Work to be completed. The response must contain every line below in which "Relays" appears.

[Material for the task — start]

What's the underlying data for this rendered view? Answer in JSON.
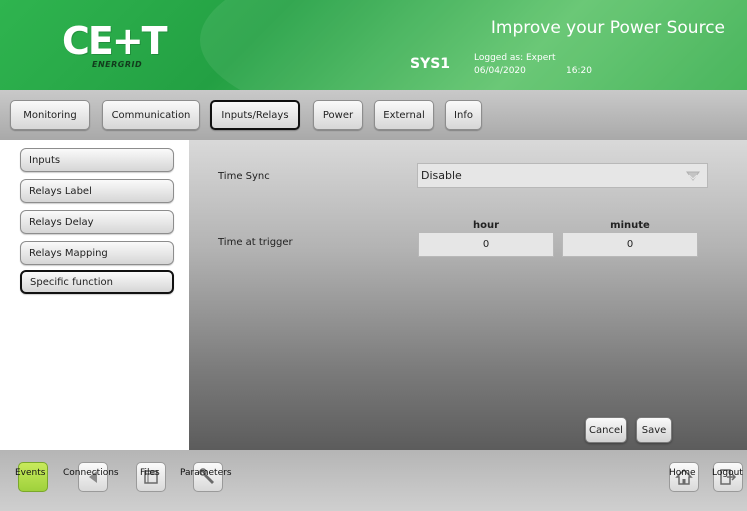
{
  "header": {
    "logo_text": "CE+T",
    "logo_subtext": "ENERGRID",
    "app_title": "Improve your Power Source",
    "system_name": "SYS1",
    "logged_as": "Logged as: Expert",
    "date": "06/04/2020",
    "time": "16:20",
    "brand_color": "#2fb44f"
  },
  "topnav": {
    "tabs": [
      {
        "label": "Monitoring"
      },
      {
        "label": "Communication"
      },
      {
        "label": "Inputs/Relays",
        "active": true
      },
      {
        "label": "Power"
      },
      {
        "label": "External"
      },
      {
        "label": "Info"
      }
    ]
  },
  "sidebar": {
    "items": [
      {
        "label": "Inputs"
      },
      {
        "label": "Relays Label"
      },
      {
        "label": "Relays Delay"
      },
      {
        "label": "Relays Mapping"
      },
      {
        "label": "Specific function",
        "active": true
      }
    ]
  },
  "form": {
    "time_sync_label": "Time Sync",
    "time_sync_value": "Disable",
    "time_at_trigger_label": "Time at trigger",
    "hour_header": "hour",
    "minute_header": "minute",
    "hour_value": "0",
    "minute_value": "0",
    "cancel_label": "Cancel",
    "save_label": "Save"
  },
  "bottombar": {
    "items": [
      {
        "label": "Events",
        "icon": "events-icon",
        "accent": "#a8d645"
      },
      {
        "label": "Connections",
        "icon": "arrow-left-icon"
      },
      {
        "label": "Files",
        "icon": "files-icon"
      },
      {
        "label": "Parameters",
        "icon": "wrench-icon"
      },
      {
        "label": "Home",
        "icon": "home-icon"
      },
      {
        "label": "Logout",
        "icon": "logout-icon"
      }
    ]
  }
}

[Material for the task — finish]
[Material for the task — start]

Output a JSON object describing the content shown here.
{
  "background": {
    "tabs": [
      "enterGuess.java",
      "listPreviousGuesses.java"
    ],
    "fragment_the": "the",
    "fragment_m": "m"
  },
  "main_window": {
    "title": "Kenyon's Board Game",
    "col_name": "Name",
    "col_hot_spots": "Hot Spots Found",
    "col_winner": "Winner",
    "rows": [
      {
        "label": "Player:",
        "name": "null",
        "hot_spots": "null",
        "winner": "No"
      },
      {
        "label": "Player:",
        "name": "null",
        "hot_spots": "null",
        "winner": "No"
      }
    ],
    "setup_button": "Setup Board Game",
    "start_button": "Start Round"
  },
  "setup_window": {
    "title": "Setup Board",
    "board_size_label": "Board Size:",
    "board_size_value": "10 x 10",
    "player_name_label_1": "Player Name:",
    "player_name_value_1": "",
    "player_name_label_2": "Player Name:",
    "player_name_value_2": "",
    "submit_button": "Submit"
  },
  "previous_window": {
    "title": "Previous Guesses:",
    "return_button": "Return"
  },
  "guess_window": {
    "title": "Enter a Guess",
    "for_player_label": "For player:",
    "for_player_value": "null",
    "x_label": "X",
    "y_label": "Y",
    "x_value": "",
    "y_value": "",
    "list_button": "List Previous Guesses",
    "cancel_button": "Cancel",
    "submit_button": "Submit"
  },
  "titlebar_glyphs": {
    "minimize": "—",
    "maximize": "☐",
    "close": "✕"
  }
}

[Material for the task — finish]

Answer space.
        "label": "Inputs/Relays",
        "label": "Relays Label"
        "label": "Relays Delay"
        "label": "Relays Mapping"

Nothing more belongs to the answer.